Friday, February 29, 2008

This course stinks!

There's been a lot of talk about the rules of writing lately. When I explain some of them to my non-writer friends they are usually surprised by how complicated and subtle they are. They also question the validity or value of following the rules (or as I like to call them: the guidelines).

As my friend (and writing teacher), Donna Fleisher, taught me: there is a difference between writing a story and writing a novel. Most beginners have a good story in mind when they decide to "become a writer". They just haven't yet learned how to put it in novel form. So I don't really hold it against a newbie for going through a brief period of rebellion against the rules, the snobs who made them, and the publishing cabal that propagates their required adherence. But it must be a brief period or he is lost.

You don't just become a writer - you learn the skills involved. The rules (guidelines) were not created in a vacuum. They were cultivated by professionals over years of experience through trial and error.

At some point, the new writer needs to accept this and embrace the guidelines as a gift from those who have gone before him.

I once heard a story about Jack Nicklaus (the man Tiger Woods is chasing in the record books).

He said that before a tournament he knew who is competition would be that week just by listening to the other players exchange their ruminations about the course. Anyone who complained about the course, he scratched off the list. They were not going to win.

As a fan of golf, it has occurred to me that I've never heard Tiger Woods complain about a golf course or the playing conditions. Whether it's a links style, old style, straight style, or target style course, he always says the same thing - "I love this type of course. It's gonna be a good test and I'm looking forward to the challenge."

So, you can either complain about the course and watch Tiger Woods raise yet another trophy or you can embrace the course, welcome the challenge to learn the skills required to navigate it, and one day watch Tiger Woods (or someone else) buy your novel in your local bookstore.

Easy choice for me.

13 comments:

Janet Rubin said...

really good analogy, DJ!

Dayle James Arceneaux said...

Thanks, JL.

Todd said...

You know it pains me to admit it, but you are absolutely right.

One of the most effective ways to become good at something is to pick up on not only the methods, but also the habits, and the attitudes of those who have excelled at it.

Yes, there are times when breaking the rules can produce amazingly good results. But even then, that breakage must be done carefully and set within the framework of an otherwise solidly built, technically sound structure.

Nicole said...

It's not the "rules" per se I object to. It's the dogmatic statements that often accompany them. Any writer who wants to excel has to learn the craft. No brainer. And if a writer objects to that, then he doesn't value writing.

Neither do I object to the rights of publishing houses to state their "rules" or standards for getting a book through their system.

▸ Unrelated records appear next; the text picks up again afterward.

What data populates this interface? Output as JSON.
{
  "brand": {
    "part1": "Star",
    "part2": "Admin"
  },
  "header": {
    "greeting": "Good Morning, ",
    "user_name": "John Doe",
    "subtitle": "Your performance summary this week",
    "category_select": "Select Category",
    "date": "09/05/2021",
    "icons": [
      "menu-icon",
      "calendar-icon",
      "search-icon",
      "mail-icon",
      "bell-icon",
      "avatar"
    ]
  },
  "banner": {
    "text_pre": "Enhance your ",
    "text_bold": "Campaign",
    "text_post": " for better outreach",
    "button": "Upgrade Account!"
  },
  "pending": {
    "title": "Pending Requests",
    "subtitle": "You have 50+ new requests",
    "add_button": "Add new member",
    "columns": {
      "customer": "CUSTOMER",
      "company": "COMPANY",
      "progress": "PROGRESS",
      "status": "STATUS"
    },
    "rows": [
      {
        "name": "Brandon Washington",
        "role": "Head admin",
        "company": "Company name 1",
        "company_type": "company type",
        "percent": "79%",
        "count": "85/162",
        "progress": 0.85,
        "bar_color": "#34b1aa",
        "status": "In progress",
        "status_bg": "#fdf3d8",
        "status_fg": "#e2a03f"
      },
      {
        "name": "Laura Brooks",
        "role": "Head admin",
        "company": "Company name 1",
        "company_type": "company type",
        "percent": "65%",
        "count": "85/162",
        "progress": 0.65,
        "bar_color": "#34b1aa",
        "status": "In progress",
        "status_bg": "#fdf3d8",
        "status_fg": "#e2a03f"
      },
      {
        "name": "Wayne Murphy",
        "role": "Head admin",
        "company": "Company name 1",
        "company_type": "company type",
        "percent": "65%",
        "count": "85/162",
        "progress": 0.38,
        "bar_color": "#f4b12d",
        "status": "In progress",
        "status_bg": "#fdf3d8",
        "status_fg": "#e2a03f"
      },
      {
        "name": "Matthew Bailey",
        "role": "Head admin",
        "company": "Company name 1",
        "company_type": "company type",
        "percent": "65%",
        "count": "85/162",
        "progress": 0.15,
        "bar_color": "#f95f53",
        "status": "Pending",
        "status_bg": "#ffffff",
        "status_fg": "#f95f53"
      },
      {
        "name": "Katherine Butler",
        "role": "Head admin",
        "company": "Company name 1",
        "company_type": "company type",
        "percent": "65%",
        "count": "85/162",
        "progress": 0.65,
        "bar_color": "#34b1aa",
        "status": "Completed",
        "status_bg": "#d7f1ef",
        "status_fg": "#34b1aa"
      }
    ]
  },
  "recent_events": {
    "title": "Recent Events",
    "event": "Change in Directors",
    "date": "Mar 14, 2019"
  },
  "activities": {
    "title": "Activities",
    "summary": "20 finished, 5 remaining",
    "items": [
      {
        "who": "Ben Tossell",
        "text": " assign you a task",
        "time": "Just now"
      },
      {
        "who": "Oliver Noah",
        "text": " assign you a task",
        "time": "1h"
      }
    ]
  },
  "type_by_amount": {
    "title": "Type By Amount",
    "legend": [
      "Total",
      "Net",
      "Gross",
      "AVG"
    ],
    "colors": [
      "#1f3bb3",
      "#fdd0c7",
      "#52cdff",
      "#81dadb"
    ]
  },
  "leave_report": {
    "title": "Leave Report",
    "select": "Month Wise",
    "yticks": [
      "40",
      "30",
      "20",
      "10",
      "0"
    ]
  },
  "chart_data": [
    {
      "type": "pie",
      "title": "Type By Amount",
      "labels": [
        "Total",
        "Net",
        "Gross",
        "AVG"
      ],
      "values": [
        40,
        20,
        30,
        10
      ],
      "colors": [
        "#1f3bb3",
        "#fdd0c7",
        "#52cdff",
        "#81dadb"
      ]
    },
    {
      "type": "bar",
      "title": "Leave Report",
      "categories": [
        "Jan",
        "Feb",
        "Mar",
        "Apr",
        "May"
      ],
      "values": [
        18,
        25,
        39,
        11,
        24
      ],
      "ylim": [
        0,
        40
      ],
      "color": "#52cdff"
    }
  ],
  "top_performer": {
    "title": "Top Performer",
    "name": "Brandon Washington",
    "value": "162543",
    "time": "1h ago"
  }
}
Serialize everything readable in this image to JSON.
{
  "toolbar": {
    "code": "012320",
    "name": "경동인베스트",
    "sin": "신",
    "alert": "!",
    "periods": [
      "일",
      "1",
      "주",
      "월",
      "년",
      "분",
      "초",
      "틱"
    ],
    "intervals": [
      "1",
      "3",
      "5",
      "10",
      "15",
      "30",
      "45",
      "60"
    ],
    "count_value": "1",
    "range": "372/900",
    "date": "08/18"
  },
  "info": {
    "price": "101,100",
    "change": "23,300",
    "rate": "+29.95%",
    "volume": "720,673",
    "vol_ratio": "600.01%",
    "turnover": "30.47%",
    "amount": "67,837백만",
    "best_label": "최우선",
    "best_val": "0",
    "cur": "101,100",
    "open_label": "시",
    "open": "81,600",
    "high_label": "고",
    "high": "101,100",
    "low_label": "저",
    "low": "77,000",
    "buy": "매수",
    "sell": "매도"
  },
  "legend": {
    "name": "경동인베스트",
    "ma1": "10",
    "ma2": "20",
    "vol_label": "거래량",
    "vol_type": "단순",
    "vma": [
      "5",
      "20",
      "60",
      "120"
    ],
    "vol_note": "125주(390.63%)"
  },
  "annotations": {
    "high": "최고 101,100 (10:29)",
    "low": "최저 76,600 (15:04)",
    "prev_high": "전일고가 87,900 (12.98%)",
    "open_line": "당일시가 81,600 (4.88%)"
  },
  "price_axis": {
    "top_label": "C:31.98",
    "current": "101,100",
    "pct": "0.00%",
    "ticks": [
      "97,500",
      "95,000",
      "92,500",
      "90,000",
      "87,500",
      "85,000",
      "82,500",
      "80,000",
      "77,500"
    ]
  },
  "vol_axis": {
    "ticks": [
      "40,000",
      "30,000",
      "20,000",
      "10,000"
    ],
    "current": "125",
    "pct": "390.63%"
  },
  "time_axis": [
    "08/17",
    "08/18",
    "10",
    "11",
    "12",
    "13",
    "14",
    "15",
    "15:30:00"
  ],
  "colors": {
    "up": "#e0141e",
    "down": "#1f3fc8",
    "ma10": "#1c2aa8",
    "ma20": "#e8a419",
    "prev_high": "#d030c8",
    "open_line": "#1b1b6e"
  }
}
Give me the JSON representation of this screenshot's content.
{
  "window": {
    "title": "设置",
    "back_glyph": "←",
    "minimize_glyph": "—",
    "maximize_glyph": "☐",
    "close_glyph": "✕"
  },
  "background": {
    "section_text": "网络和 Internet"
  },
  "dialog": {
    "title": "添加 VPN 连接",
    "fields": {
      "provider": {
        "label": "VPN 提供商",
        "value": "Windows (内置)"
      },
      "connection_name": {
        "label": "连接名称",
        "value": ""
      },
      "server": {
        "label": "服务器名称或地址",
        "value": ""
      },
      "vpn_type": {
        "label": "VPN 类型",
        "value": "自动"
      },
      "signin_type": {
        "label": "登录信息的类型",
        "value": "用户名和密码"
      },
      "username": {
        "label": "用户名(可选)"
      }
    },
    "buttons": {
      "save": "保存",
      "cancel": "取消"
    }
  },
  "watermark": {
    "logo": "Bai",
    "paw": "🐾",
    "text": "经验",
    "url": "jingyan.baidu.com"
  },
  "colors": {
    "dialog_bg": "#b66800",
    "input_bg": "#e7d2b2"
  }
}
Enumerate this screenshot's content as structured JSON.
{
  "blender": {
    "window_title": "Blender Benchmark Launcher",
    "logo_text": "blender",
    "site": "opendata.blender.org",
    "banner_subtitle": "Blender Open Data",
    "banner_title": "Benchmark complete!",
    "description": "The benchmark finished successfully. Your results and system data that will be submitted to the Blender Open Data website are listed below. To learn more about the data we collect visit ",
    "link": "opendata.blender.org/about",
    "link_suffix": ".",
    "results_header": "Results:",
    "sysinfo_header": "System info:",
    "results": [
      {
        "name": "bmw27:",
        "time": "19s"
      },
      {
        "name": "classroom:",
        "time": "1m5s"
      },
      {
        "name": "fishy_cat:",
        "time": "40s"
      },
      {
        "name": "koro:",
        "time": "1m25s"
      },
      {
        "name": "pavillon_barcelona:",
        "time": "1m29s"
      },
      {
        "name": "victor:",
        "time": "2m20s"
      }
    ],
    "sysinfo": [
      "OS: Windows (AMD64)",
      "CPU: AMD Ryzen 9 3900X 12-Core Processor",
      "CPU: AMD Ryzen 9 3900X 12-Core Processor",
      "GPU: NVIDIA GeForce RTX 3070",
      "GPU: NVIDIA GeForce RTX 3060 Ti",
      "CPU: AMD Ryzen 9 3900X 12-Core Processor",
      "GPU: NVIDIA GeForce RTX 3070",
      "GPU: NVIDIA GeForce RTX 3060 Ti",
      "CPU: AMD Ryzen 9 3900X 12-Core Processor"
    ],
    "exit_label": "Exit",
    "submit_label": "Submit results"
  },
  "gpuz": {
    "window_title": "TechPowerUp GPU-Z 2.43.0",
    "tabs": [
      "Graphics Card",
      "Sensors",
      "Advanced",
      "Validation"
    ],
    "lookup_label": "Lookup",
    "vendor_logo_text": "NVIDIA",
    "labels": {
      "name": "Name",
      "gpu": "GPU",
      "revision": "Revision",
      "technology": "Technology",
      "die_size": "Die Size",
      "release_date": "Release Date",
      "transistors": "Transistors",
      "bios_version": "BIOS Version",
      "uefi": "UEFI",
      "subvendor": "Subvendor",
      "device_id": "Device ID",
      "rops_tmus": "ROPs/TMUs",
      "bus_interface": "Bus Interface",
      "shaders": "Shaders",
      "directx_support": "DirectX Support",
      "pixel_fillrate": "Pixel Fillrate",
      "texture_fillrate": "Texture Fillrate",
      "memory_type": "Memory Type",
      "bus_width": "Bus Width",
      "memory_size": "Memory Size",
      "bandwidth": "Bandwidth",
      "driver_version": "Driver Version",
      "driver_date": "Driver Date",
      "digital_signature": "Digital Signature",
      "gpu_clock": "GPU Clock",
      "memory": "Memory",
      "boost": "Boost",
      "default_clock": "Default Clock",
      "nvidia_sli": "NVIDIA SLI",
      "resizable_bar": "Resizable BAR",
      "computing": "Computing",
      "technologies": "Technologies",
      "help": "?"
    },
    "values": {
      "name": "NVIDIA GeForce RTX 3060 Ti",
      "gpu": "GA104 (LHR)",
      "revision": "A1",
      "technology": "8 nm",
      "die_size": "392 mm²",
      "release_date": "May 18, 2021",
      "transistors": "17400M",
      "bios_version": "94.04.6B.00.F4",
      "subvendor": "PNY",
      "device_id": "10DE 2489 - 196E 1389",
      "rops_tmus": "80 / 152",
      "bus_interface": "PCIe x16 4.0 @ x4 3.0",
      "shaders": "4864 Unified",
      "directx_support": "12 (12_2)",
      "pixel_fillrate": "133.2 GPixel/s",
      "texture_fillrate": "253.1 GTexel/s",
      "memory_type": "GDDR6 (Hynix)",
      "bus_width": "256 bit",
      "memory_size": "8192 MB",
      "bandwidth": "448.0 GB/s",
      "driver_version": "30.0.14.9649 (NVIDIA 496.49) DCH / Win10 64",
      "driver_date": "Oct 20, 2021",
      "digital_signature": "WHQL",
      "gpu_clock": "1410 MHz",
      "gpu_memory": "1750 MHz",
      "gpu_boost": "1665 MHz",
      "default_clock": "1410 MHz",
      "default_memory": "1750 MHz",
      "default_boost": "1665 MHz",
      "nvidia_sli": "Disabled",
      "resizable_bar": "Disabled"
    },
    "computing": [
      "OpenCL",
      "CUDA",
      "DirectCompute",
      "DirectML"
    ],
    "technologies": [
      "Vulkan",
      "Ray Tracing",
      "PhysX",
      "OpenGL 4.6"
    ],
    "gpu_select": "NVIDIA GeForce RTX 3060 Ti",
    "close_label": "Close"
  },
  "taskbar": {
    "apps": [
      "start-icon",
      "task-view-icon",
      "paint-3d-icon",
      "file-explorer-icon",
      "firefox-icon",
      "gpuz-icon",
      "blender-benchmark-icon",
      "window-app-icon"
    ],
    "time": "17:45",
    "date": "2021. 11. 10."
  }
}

I would guess that after Tiger learned the skills, he incorporated what works best for him to excel and win. If someone came along and told him, "You can't swing the club like that", how do you think he would respond?

Granted you can affirm that Tiger has proven his prowess at the sport and now anyone would be a fool to challenge anything he does with a club.

If you look at the statistics of how many novels are "successful" compared to how many novels are published, you could argue that somehow the decisions made for what is being published doesn't dictate "success".

Sorry to get so long here, Dayle, but . . . you know me on this subject.

Nicole said...

" . . . don't dictate . . ." not doesn't. Good grief. Learn the rules. :)

Dayle James Arceneaux said...

Actually, Nicole, I agree with you. There's nothing wrong with thoughtful examination of the abuses of position or personalities involved in the processes or the arbitrary application of standards.

Personally, I love to debate and discuss such things.

But I'm speaking more of attitude. The dismissing of the guidelines before one has taken the time to examine them fully within the context of the industry. Something I know you haven't done. In fact, I think you understand them better than I.

I'm speaking of that beginner attitude I've heard so much about. The attitude of the new writer who says "They don't know what they're talking about. I'm not changing a word of my story. It's great the way it is. If they can't see that, then they're passing up on a bestseller."

Now let's say said writer is correct - he still won't get published with that attitude.

Nicole said...

Excellent point, Dayle, and thank you for your kindness. If a writer breaks the rules without understanding them, all that shows up is his ignorance.

Kay said...

Kinda like the poor off key people on American Idol who insist they can sing, no matter what the experts say.

I do admit I struggle with this because I don't like being told how to do anything. But I do struggle. I know the sense of following sound advise, it just goes against my nature.

Also, I have a problem as a reader with how formulaic so many books seem these days. I would love to read some rule breakers! But a person can't break the rules successfully without first knowing how to follow them, I think.

Mark H. said...

Great analogy, Dayle.

donna fleisher said...

Well said, sir! : )

Dayle James Arceneaux said...

Wanna read a rule breaker, Kay? Try Peace Like a River. It breaks them all.

Thanks, Mark and Donna.

Janet Rubin said...

Jesus was a rule breaker. Not a law breaker. A rule breaker. There's a difference, right?

Kay said...

I've heard of that one, Dayle. I'll have to read it.
I'm reading a rule breaker now - omnicient narrative- the narrator is an angel, addresses the reader, skips from past to future to present in one paragraph, italics, etc, etc.
It's called The Messenger of Magnolia Street by River Jordan. It's a Christian themed book, published through the general market.